After a week 'off the tools' chance has found me here in Provence, in the birthplace of Rene Char , arguably the best French poet of the second half of the twentieth century. Also as chance would have it there is some rather preoccupying news on the economic front from Sigapore. Eddie will not be happy. Blogging will be light as I am still trying to master the french - vivre la difference - AZERTY keyboard).
Singapore, one of the world's most trade-dependent economies, on Monday reported its worst quarterly contraction on record due to twin blows from the outbreak of severe acute respiratory syndrome and global economic weakness. The city state's gross domestic product shrunk by 11.4 per cent in the second quarter from the first and 4.2 per cent from a year ago. "Singapore has suffered a series of extraordinary events - Sars, regional terrorism, the slump in the global technology industry and a weak US economy," said Paul Schymyck, an economist for consultancy IDEAglobal in Singapore. On Saturday the administration cut its official forecast for full-year GDP growth to between zero and 1 per cent, from 0.5 per cent to 2.5 per cent.

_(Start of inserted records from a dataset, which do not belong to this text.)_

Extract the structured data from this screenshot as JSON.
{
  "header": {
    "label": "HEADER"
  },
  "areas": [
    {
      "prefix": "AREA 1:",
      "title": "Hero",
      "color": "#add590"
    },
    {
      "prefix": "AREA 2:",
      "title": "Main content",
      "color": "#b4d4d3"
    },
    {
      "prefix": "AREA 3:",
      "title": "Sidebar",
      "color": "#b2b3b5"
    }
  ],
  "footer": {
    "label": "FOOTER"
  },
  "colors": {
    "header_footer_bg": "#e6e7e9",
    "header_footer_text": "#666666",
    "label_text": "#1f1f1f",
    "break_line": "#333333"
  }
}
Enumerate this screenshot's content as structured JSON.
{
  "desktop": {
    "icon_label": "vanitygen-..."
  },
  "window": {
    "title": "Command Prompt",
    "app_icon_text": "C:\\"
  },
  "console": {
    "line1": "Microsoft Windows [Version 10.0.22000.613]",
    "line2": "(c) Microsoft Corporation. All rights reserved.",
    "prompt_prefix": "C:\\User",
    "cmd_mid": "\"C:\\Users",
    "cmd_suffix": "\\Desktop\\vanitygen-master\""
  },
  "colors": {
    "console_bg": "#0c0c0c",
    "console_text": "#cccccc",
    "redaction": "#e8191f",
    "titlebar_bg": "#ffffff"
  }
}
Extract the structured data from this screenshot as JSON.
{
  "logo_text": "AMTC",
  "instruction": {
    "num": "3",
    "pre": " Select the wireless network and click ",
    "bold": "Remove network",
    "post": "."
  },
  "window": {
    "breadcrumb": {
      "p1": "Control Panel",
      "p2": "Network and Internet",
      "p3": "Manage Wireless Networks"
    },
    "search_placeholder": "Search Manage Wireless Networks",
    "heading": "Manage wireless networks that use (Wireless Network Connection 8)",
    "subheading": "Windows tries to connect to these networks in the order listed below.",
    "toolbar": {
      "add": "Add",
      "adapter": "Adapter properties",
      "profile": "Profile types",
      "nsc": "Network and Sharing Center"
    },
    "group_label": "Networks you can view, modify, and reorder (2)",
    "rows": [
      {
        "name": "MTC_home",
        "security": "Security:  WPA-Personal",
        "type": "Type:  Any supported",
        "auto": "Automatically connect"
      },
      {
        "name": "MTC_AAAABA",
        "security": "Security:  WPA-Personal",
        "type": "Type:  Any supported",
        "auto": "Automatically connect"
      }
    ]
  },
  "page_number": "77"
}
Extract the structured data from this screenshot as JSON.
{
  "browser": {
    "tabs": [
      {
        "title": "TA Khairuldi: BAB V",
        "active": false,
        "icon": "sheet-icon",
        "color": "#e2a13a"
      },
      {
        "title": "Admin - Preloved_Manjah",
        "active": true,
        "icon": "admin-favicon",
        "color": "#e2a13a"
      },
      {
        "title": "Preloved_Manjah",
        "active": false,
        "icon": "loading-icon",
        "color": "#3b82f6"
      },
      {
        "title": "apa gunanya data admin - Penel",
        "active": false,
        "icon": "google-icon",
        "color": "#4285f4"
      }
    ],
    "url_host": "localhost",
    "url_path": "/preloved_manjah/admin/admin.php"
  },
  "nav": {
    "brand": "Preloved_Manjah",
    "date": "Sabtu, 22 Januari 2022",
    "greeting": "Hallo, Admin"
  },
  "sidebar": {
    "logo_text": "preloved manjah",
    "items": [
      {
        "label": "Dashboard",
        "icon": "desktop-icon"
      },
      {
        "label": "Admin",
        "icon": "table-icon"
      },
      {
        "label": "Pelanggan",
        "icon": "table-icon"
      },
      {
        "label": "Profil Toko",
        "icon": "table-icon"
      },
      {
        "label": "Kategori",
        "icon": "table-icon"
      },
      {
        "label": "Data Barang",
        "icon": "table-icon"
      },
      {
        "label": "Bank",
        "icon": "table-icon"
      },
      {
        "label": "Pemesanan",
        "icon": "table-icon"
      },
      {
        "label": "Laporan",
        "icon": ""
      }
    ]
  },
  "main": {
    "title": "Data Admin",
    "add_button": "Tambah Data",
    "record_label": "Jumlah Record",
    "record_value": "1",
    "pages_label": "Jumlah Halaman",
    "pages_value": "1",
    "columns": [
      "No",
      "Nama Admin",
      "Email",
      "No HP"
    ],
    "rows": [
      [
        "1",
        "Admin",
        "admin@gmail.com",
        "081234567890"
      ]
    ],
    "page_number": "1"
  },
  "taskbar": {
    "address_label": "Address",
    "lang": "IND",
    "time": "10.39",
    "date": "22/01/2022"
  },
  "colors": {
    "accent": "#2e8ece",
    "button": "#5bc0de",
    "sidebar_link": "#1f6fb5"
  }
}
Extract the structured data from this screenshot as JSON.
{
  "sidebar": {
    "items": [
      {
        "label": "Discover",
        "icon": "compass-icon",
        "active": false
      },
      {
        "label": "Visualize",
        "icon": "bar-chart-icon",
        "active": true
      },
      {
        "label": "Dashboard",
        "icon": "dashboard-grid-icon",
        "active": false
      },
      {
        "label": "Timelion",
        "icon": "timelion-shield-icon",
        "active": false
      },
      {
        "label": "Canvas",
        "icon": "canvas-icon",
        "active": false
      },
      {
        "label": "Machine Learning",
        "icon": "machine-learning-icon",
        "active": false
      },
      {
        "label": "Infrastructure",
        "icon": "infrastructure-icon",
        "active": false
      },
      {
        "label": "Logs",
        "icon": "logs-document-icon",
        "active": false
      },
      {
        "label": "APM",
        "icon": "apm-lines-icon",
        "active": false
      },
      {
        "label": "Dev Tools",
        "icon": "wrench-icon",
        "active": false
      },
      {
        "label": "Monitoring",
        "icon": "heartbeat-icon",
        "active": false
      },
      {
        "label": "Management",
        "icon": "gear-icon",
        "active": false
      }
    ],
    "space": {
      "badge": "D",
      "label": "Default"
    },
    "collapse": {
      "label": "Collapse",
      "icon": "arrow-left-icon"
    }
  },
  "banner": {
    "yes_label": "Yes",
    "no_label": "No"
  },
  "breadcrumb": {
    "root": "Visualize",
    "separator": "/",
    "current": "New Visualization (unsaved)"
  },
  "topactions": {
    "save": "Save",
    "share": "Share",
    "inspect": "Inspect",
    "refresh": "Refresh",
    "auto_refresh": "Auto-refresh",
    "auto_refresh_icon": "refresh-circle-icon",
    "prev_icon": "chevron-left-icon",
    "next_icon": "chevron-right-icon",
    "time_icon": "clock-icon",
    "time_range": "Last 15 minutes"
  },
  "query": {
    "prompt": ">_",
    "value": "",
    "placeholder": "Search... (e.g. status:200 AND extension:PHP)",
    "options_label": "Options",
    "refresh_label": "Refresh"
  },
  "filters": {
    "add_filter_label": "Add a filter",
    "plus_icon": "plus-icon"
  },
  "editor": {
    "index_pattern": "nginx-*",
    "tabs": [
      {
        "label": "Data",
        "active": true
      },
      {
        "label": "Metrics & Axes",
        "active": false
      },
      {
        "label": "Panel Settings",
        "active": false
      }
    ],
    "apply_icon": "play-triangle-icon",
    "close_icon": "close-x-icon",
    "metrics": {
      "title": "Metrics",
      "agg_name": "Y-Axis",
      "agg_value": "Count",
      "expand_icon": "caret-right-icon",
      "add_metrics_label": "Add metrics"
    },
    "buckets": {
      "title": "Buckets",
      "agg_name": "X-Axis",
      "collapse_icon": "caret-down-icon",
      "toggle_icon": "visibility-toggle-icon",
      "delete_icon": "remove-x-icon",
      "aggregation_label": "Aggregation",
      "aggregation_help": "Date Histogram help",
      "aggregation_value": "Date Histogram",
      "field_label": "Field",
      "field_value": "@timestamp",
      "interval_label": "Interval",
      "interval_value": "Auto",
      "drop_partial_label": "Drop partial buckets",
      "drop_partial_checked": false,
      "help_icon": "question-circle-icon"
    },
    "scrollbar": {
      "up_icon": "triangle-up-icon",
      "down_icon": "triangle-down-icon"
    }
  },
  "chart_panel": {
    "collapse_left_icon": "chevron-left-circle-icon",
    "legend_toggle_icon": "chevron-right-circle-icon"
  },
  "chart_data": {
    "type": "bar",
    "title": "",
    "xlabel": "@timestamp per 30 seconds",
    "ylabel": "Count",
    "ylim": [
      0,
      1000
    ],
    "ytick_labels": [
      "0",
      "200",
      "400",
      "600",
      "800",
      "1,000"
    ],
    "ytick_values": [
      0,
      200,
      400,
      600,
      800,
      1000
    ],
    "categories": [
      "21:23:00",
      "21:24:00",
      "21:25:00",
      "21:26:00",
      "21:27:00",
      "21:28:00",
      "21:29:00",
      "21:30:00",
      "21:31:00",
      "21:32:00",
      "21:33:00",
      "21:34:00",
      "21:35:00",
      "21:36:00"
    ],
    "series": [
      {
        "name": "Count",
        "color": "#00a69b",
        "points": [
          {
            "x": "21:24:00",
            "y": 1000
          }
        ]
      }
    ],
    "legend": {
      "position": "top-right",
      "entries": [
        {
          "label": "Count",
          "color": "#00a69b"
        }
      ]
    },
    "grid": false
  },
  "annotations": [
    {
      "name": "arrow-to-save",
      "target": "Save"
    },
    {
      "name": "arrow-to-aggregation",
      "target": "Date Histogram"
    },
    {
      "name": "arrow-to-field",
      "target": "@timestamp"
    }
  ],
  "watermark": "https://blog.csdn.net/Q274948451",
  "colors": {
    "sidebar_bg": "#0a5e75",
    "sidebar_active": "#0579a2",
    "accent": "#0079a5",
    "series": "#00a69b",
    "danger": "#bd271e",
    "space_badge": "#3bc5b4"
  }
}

It estimated that growth in the second half would be between 1.3 per cent and 3.3 per cent, making it unlikely that Singapore would suffer a technical recession, defined as two consecutive quarters of economic contraction. But it warned that unemployment would climb to 5.5 per cent, its highest rate since the mid-1980s, as big companies, including Singapore Airlines, port operator PSA, Neptune Orient Lines and Singapore Press Holdings cut jobs to save costs. Economists said they were confident of a recovery in the second half due to signs that the economy in the US, Singapore's biggest trading partner, was on the rebound, while Sars had been brought under control.
Singapore's central bank last month decided to ease monetary policy as it re-centred its secret policy band against a basket of foreign currencies to weaken the Singapore dollar and boost exports.The services sector, which accounts for 70 per cent of GDP, fell 13 per cent from the previous quarter and 3.1 per cent from a year ago. However, the city state has already seen a revival in its vital tourism industry, which was hit hard by the Sars virus, with tourist arrivals falling by two-thirds from a year ago. Manufacturing output declined 7.2 per cent from a year ago due to weak demand in the global electronics sector. Electronics account for half of Singapore's non-oil exports. "The feedback from tech companies is on trend for higher sales towards the end of the second half, with manufacturing leading the economic recovery," said Song Seng Wun, an economist with GK Goh Research. The composite leading index, an indicator that tracks economic activity for the next three quarters, signaled a recovery as it rose 2.9 per cent in the second quarter after falling by 1.5 per cent in the first.
Source: Financial Times